I feel like part of the memoir and blog phenomenons is that we have this idea that talking fixes everything. 


We don’t even question it. It’s just right to spew. And also, children are not your equals or friends. You know, it’s funny. My dad introduced me to punk; he wanted me to be more rebellious. When I was fifteen, he made me watch a documentary on the Sex Pistols, and he said, “Well, why aren’t you doing something like that?” And so I did, but it’s kind of like, how could I have my own rebellion when I was serving my father? And I never had a chance to even find out if I would have my own rebellion. Of course I could rebel against rebellion by becoming ultra-conservative, and I did try that — and that’s why “The Lisa Diaries” ended, because of my brief flirtation with ultra-conservativism. Then I wrote an essay on Nerve on why I wasn’t having sex anymore.

You’ve been in trouble over your writing for Nerve. What’s the latest with that?


The trouble is, my former subject has decided to take everything that I’ve ever written for Nerve and show it to the Department of Children, Youth, and Families, and has tried to take custody away from me, and show it to judges and lawyers and investigators and psychological evaluators. And you know what’s ended up happening is, all of them say, “I don’t care; as long as you don’t do it in front of your kids, that’s fine with me.”

And I think that’s the whole problem with Generation X, is that our parents did do it in front of us, because they were trying to include us and be our best friends.

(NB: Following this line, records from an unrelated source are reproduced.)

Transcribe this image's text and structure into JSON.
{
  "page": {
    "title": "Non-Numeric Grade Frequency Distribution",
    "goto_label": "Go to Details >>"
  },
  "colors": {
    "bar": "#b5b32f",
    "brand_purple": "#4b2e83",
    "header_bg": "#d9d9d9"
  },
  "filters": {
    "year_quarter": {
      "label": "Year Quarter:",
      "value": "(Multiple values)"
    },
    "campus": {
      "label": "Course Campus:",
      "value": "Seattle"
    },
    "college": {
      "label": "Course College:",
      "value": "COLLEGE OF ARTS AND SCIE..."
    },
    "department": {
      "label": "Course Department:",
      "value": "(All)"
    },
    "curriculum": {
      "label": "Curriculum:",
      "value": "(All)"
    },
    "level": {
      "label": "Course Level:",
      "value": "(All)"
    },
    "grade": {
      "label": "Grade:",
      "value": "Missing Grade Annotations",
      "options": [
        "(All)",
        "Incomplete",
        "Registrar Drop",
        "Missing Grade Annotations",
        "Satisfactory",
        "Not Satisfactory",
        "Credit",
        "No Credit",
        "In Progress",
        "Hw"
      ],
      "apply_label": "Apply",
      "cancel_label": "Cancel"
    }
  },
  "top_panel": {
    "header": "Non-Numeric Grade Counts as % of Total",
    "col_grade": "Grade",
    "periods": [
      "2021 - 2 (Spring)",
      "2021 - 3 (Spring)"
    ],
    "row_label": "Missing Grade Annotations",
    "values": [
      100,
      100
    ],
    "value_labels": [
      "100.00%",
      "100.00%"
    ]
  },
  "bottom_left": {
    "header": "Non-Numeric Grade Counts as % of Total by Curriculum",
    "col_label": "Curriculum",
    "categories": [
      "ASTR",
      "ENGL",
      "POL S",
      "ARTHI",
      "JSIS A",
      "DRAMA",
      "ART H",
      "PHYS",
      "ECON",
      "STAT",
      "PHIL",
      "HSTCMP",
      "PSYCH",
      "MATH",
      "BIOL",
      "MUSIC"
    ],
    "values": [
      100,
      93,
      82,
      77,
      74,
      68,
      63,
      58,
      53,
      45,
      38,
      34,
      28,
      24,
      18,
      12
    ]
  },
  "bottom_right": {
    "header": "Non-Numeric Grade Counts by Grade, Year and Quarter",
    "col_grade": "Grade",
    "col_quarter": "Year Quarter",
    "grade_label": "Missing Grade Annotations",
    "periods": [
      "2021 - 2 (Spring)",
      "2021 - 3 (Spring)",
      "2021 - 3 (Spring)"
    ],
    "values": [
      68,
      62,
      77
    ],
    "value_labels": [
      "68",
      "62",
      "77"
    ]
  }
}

So I can do anything I want as long as I’m not my kid’s best friend. And it’s been really good for me to have all of these investigations, in a way, because I used to have two lives — my life with Nerve and my other artistic endeavors or whatever — and I took my kids to school and I tried to be the perfect PTA person. I tried to have a secret life. And Nerve exposed all that. The mailman knew me from Nerve; he was a subscriber. Because Nerve got really huge. I had no idea. When I signed up with Nerve, I thought it was going to be fifty people in Arkansas who were going to gratefully subscribe every month. It turned out, a taxi driver recognized me from Nerve. My neighbor recognized me. My landlord read about my orgy in his house! My child’s pediatrician read “The Lisa Diaries” in book form because he saw it in the bookstore. And he loved it.

So it was really good, because I had been scrambling all the time, because I actually didn’t want the Nerve people to know that I was secretly a PTA mother, and I didn’t want the school people to know that I was actually a whore. When everybody found out, it turned out everybody still liked me. So Nerve really freed up my energy, because it took so much energy—I was trying to hide everything from everybody. Now I’m much more social, because I don’t have to worry.